Although we normally try to stay away from celebrity gossip, we can’t ignore the latest controversy over Kanye West’s tweet. No, not that one – the other one.
In 2016, Kanye announced that he would release his album, The Life of Pablo, exclusively on Tidal. He tweeted: “My album will never never never be on Apple. And it will never be for sale… You can only get it on Tidal.” (That’s four “nevers” in 107 characters, if you’re counting.) Fans took that seriously, and rushed to sign up. In just over a month, Tidal’s subscriber base tripled, potentially saving the service from collapse.

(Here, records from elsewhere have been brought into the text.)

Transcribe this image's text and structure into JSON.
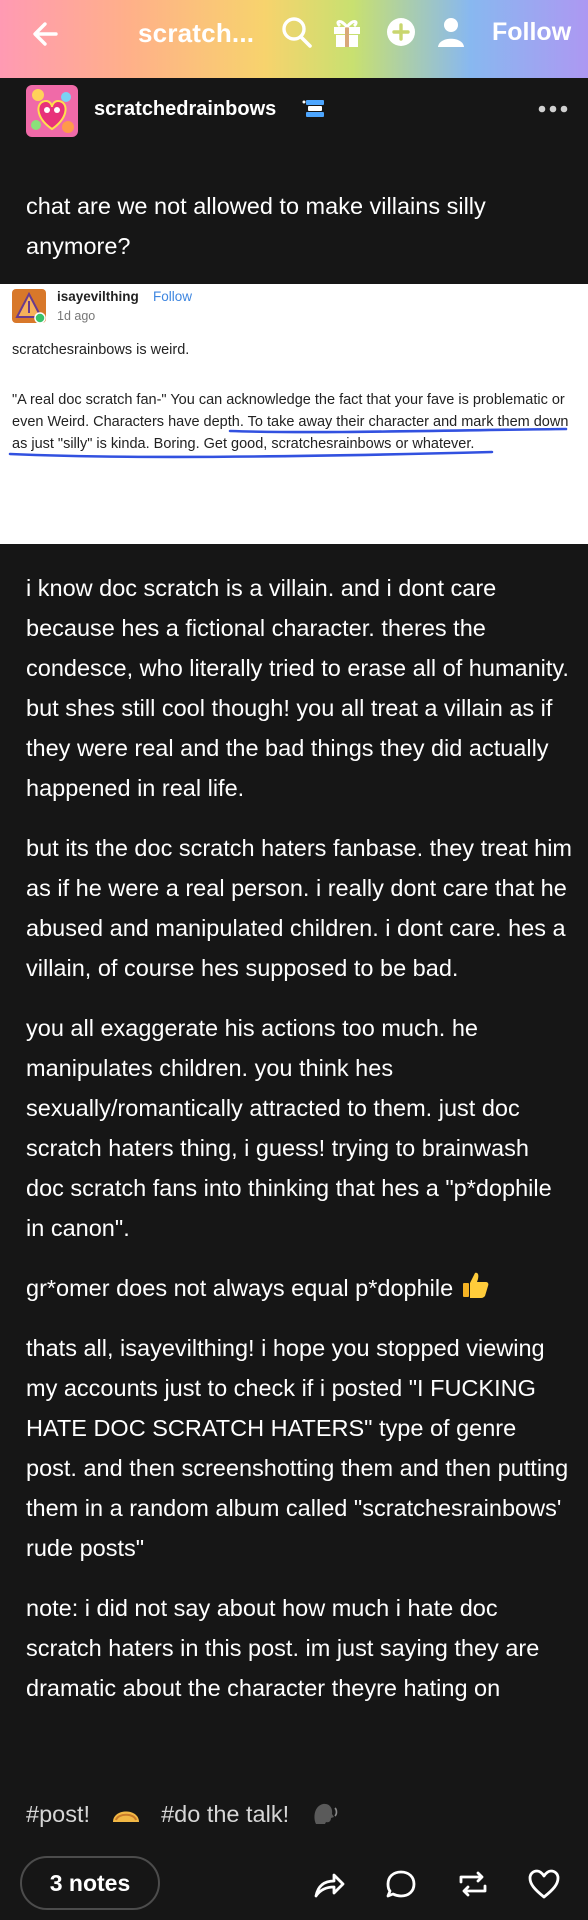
{
  "topbar": {
    "title": "scratch...",
    "follow_label": "Follow",
    "colors": [
      "#ff9ab3",
      "#ffb089",
      "#f7d36d",
      "#c8e070",
      "#88b8f0",
      "#ad98f2"
    ]
  },
  "post": {
    "blog_name": "scratchedrainbows",
    "lead_text": "chat are we not allowed to make villains silly anymore?",
    "screenshot": {
      "name": "isayevilthing",
      "follow": "Follow",
      "ago": "1d ago",
      "line1": "scratchesrainbows is weird.",
      "quote_intro": "\"A real doc scratch fan-\" You can acknowledge the fact that your fave is problematic or even Weird.",
      "quote_underlined": "Characters have depth. To take away their character and mark them down as just \"silly\" is kinda. Boring",
      "quote_outro": ". Get good, scratchesrainbows or whatever."
    },
    "paragraphs": [
      "i know doc scratch is a villain. and i dont care because hes a fictional character. theres the condesce, who literally tried to erase all of humanity. but shes still cool though! you all treat a villain as if they were real and the bad things they did actually happened in real life.",
      "but its the doc scratch haters fanbase. they treat him as if he were a real person. i really dont care that he abused and manipulated children. i dont care. hes a villain, of course hes supposed to be bad.",
      "you all exaggerate his actions too much. he manipulates children. you think hes sexually/romantically attracted to them. just doc scratch haters thing, i guess! trying to brainwash doc scratch fans into thinking that hes a \"p*dophile in canon\".",
      "gr*omer does not always equal p*dophile",
      "thats all, isayevilthing! i hope you stopped viewing my accounts just to check if i posted \"I FUCKING HATE DOC SCRATCH HATERS\" type of genre post. and then screenshotting them and then putting them in a random album called \"scratchesrainbows' rude posts\"",
      "note: i did not say about how much i hate doc scratch haters in this post. im just saying they are dramatic about the character theyre hating on"
    ],
    "tags": [
      "#post!",
      "#do the talk!"
    ],
    "notes": "3 notes"
  },
  "icons": {
    "back": "back-arrow-icon",
    "search": "search-icon",
    "gift": "gift-icon",
    "add": "plus-circle-icon",
    "profile": "person-icon",
    "more": "more-dots-icon",
    "share": "share-icon",
    "reply": "reply-icon",
    "reblog": "reblog-icon",
    "like": "heart-icon"
  }
}
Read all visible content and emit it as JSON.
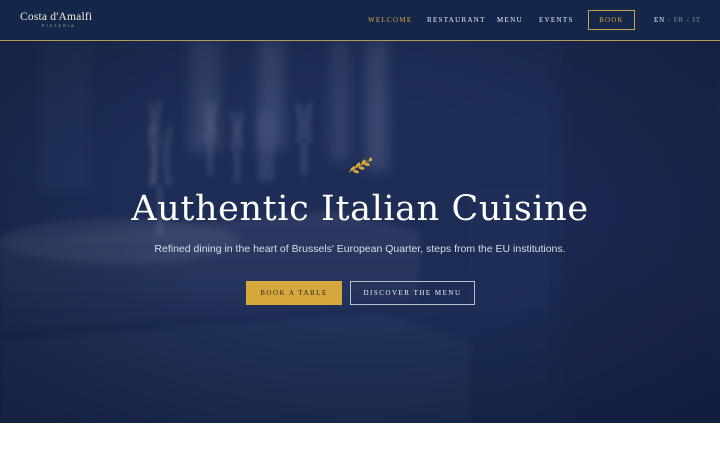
{
  "header": {
    "logo": {
      "name": "Costa d'Amalfi",
      "subtitle": "PIZZERIA"
    },
    "nav": [
      {
        "label": "WELCOME",
        "active": true
      },
      {
        "label": "RESTAURANT",
        "active": false
      },
      {
        "label": "MENU",
        "active": false
      },
      {
        "label": "EVENTS",
        "active": false
      }
    ],
    "book_label": "BOOK",
    "languages": [
      {
        "code": "EN",
        "active": true
      },
      {
        "code": "FR",
        "active": false
      },
      {
        "code": "IT",
        "active": false
      }
    ],
    "language_separator": "/"
  },
  "hero": {
    "ornament_icon": "olive-branch-icon",
    "title": "Authentic Italian Cuisine",
    "subtitle": "Refined dining in the heart of Brussels' European Quarter, steps from the EU institutions.",
    "primary_button": "BOOK A TABLE",
    "secondary_button": "DISCOVER THE MENU"
  },
  "colors": {
    "header_bg": "#14274a",
    "accent_gold": "#d6a73c",
    "hero_overlay": "#1c2c52"
  }
}
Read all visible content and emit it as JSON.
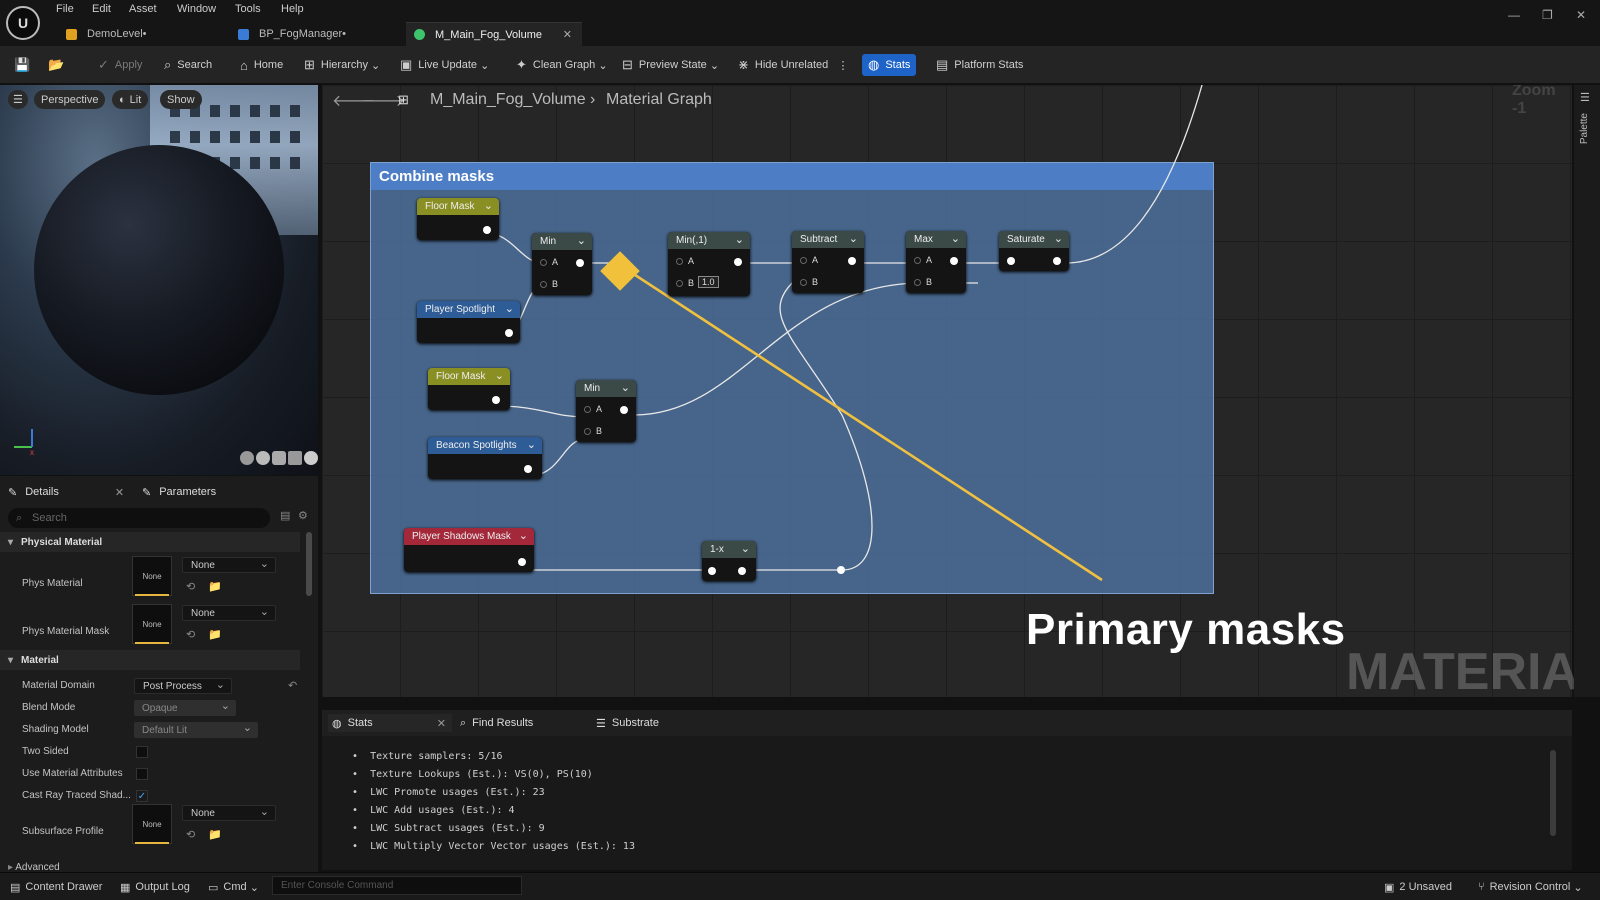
{
  "menu": [
    "File",
    "Edit",
    "Asset",
    "Window",
    "Tools",
    "Help"
  ],
  "tabs": [
    {
      "label": "DemoLevel•",
      "color": "#e0a020"
    },
    {
      "label": "BP_FogManager•",
      "color": "#3a7bd5"
    },
    {
      "label": "M_Main_Fog_Volume",
      "color": "#3ec46b"
    }
  ],
  "toolbar": {
    "apply": "Apply",
    "search": "Search",
    "home": "Home",
    "hierarchy": "Hierarchy",
    "live_update": "Live Update",
    "clean_graph": "Clean Graph",
    "preview_state": "Preview State",
    "hide_unrelated": "Hide Unrelated",
    "stats": "Stats",
    "platform_stats": "Platform Stats"
  },
  "viewport": {
    "perspective": "Perspective",
    "lit": "Lit",
    "show": "Show"
  },
  "details": {
    "tab1": "Details",
    "tab2": "Parameters",
    "search_placeholder": "Search",
    "sec_physical": "Physical Material",
    "phys_material": "Phys Material",
    "phys_material_mask": "Phys Material Mask",
    "none": "None",
    "sec_material": "Material",
    "material_domain": "Material Domain",
    "material_domain_val": "Post Process",
    "blend_mode": "Blend Mode",
    "blend_mode_val": "Opaque",
    "shading_model": "Shading Model",
    "shading_model_val": "Default Lit",
    "two_sided": "Two Sided",
    "use_attr": "Use Material Attributes",
    "cast_ray": "Cast Ray Traced Shad...",
    "subsurface": "Subsurface Profile",
    "advanced": "Advanced"
  },
  "graph": {
    "breadcrumb_asset": "M_Main_Fog_Volume",
    "breadcrumb_sub": "Material Graph",
    "zoom": "Zoom -1",
    "palette": "Palette",
    "comment": "Combine masks",
    "nodes": {
      "floor1": "Floor Mask",
      "player_spot": "Player Spotlight",
      "floor2": "Floor Mask",
      "beacon": "Beacon Spotlights",
      "shadows": "Player Shadows Mask",
      "min1": "Min",
      "min2": "Min",
      "min3": "Min(,1)",
      "sub": "Subtract",
      "max": "Max",
      "sat": "Saturate",
      "oneminus": "1-x",
      "a": "A",
      "b": "B",
      "b_val": "1.0"
    }
  },
  "overlay": {
    "title": "Primary masks",
    "watermark": "MATERIAL"
  },
  "stats": {
    "tab_stats": "Stats",
    "tab_find": "Find Results",
    "tab_substrate": "Substrate",
    "lines": [
      "Texture samplers: 5/16",
      "Texture Lookups (Est.): VS(0), PS(10)",
      "LWC Promote usages (Est.): 23",
      "LWC Add usages (Est.): 4",
      "LWC Subtract usages (Est.): 9",
      "LWC Multiply Vector Vector usages (Est.): 13"
    ]
  },
  "statusbar": {
    "content_drawer": "Content Drawer",
    "output_log": "Output Log",
    "cmd": "Cmd",
    "console_placeholder": "Enter Console Command",
    "unsaved": "2 Unsaved",
    "revision": "Revision Control"
  }
}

Six weeks after Kanye promised the album would never (x4) be available anywhere else, he released it on other services, including Apple Music. Many fans became angry that they’d signed up for Tidal based on Kanye’s promise, and one of them filed a lawsuit. The complaint alleged that the representations of exclusivity in the tweet constituted false advertising and asked the court to grant damages, disgorgement of profits, and restitution.
Last week, a New York court ruled on a motion to dismiss filed by Kanye’s legal team. Although the court dismissed some of the claims, it kept the allegations about the tweet alive. “Regardless of whether or not Mr. West’s argument will persuade a jury at a later stage in the case, the court has little difficulty concluding that the complaint plausibly pleads that Mr. West’s statement that his album would never never never be available on Apple Music or for sale was false.”
It’s too early to tell how this case will turn out, but the case raises at least two important points. The first is that claims made in social media are still subject to advertising laws. Even something as seemingly innocent as a short tweet can lead to liability, if what you say isn’t accurate. The second is that you should be careful about far-reaching promises. Many companies want to advertise that things will always be a certain way. Think carefully about making these promises because some consumers will take you at your word. If the market changes and you want to go back on your promises, those consumers may not be forgiving.